  • Shared a short example of how a student incorporated her annotations into her final paper
  • Goal was to encourage students to think and work as scholarly editors
  • Concerns: quality control
    • alleviated through building a good research assignment and creating standards, such as using library databases

Larry Hanley

  • Used plug-in for his WP multisite class site
  • Anno-tate-a-thon (want to find out more about this…)
  • Provided students with a sense of agency
  • Built up a rich dialogue between the students
  • Headless class! (reminded me of the headless ds106 offering…)

Robin DeRosa

  • Led with an overview of in the larger context of open and why this is part of what it means to use open pedagogy
  • Showed examples of how authors could interact with students via annotations
  • Assessed peer review and reflection on class annotations
  • The rest of her slides

The questions from the other viewers were amazing…I cannot remember if they come through after a Hangout on Air is concluded, but the panelists had about ten minutes or so to respond after their prepared remarks concluded. Some of the respondents and participants mentioned student voice, agency, trolling, and the public nature of web annotations. It seems like it could be tricky to float between class audience and potential wider audience beyond the class. How to bring in the context without the class to support it?

One of the reasons I’m exploring this tool is to see how web annotations could be used in the context of ongoing training and development for student workers – to build a localized codex of information, for example. How might this function as a type of intermediary space between public-facing content (perhaps a wiki) and…something else, TBD…This may end up being part of the digital badges/ePortfolio project I’m hoping (planning) to roll out with our student workers.

Another way I would envision using this would be as part of a study group. Imagine how useful it would be to co-construct the study guide for your PhD prelims with a trusted group of peers…

Catch the recap and join the conversation: @hypothes_is

Replicable educational research?

Last week the Chronicle ran an article that discussed how a sample of psychology studies’ results could not be reproduced.
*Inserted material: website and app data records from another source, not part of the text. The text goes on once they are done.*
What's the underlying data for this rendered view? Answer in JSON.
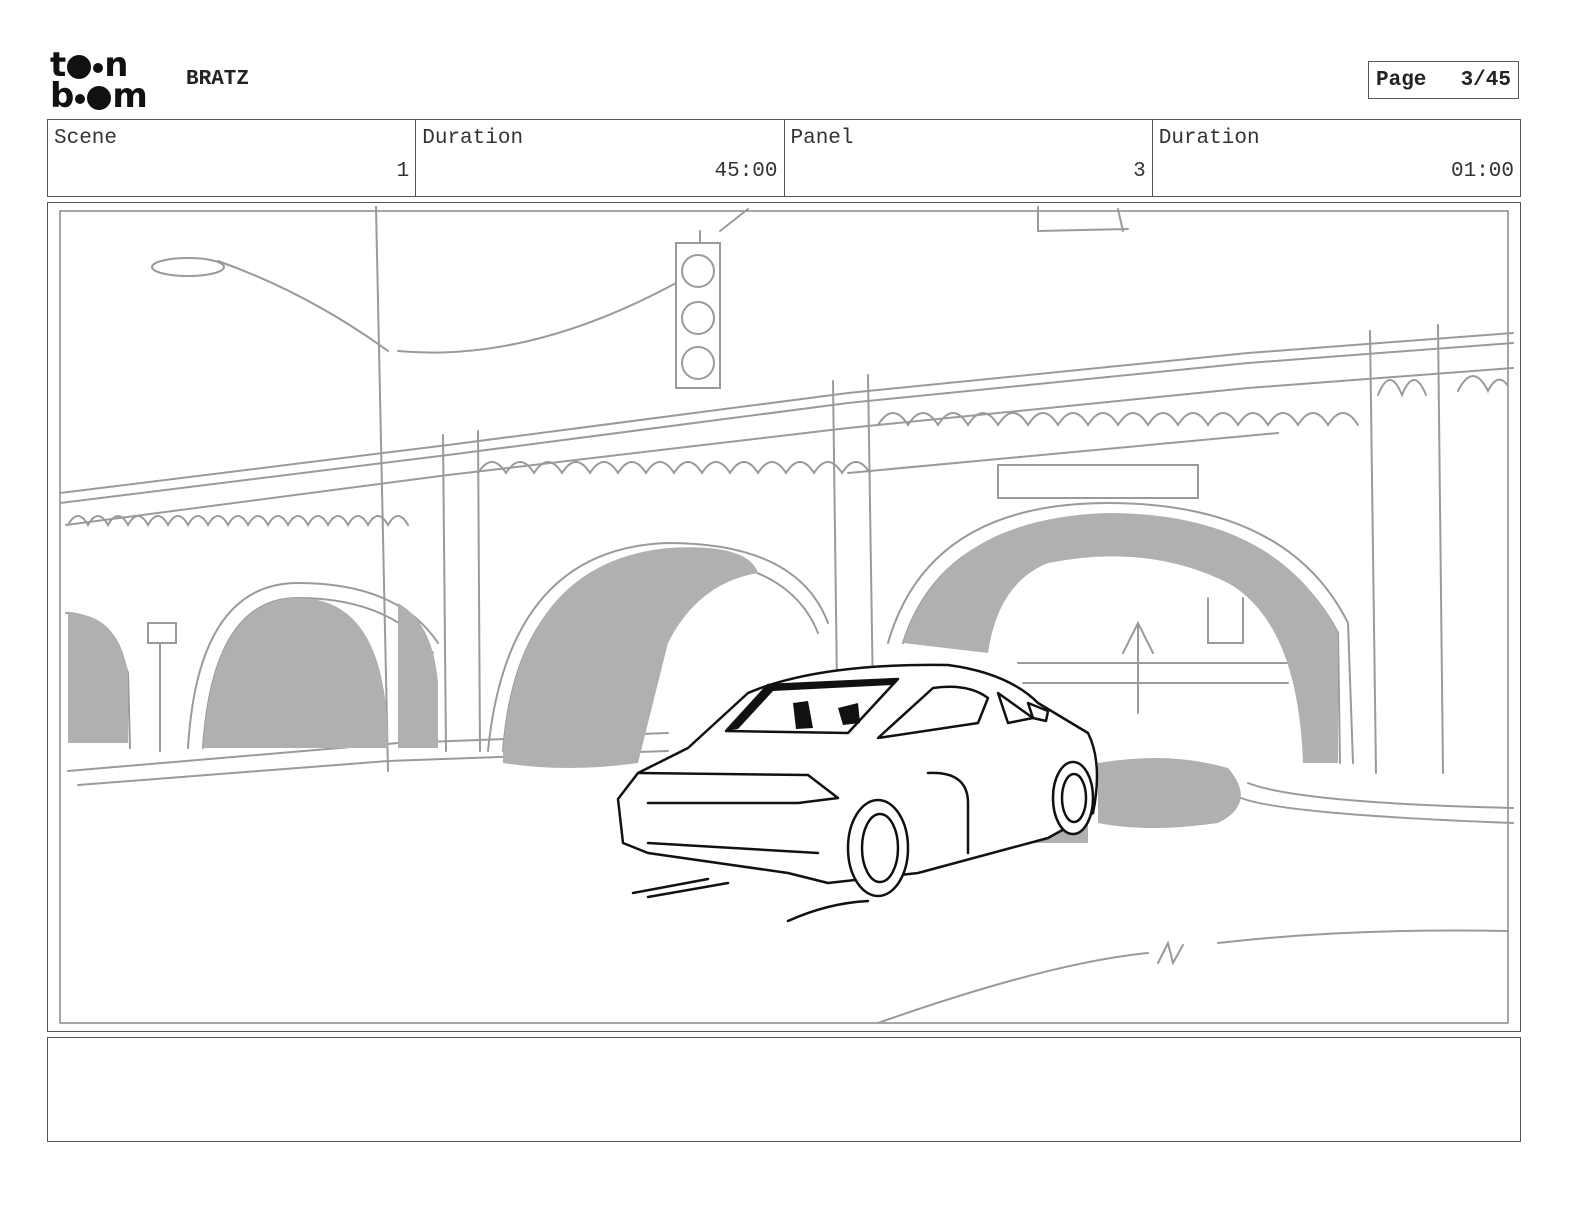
{
  "header": {
    "logo_text": "toon boom",
    "project": "BRATZ",
    "page_label": "Page",
    "page_value": "3/45"
  },
  "info": {
    "scene_label": "Scene",
    "scene_value": "1",
    "scene_duration_label": "Duration",
    "scene_duration_value": "45:00",
    "panel_label": "Panel",
    "panel_value": "3",
    "panel_duration_label": "Duration",
    "panel_duration_value": "01:00"
  },
  "notes": {
    "text": ""
  }
}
While the article was focused on psychology, it spoke to something that I’ve been increasingly wondering about – the reproducible quality of higher education research about online learning.

There does not seem to be much discussion around this – perhaps as I’m now moving into the methods and focused seminar courses in my grad program this topic will come up. However, it seems that graduate students are encouraged to come up with new ideas and carve out a niche in the field. Is that one of the issues…too many niches, not enough research that leads to significant results? Many studies have been conducted with sample sizes that are too small to generalize the results, and as one of the findings, call for more research in this area. Perhaps instead of more research, the authors could challenge others to reproduce their work.
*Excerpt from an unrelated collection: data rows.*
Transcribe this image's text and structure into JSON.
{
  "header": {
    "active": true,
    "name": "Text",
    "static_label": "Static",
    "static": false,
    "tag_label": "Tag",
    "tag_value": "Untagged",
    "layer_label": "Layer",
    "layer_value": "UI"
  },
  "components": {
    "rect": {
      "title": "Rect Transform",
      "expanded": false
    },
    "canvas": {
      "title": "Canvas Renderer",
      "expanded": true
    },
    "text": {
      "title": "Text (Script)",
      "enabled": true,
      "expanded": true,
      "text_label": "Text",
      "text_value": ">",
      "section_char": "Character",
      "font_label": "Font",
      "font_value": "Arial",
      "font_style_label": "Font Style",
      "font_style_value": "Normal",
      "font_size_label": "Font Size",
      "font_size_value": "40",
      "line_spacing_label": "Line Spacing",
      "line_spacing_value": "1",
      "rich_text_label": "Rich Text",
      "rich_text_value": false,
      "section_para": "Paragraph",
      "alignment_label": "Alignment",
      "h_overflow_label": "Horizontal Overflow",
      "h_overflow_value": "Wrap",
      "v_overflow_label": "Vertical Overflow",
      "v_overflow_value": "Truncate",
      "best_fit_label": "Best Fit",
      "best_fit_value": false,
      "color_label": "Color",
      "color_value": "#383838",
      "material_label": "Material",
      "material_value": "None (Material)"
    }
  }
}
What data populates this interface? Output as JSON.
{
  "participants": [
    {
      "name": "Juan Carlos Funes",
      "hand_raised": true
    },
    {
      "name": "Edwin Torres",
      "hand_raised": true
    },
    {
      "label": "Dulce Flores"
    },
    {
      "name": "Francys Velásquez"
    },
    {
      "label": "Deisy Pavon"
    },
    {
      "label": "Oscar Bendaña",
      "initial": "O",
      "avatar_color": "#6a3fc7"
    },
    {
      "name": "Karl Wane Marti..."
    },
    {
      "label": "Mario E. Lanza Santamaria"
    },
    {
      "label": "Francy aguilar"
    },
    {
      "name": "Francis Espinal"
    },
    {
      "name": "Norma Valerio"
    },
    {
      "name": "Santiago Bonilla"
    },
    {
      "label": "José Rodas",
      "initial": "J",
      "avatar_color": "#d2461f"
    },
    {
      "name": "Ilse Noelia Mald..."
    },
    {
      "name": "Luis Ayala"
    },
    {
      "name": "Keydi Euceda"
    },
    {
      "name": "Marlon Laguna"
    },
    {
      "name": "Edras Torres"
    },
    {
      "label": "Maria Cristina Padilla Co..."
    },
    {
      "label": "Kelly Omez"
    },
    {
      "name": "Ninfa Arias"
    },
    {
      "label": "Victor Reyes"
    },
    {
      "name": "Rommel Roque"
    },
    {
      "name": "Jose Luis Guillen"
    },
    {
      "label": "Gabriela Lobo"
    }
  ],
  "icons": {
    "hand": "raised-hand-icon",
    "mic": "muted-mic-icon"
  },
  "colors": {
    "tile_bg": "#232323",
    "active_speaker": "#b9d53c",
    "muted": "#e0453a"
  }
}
This is one of the ideas that my colleagues and I have been talking about as well, and thinking about how our group could contribute solutions to the research replicatory issues in the field of higher education online learning.  Definitely more to come…

Photo by Sukanto Debnath

DiGiWriMo planning

Blast Off Burlesque

In less than two weeks, I’ll be taking part in a new-to-me initiative: DiGiWriMo.

I have a loose idea for a digital literacy piece to complete during this month-long writing challenge, and am planning to use it as a starting block for personal and professional projects.

Also hoping some of the intrepid SAAJE members will join me…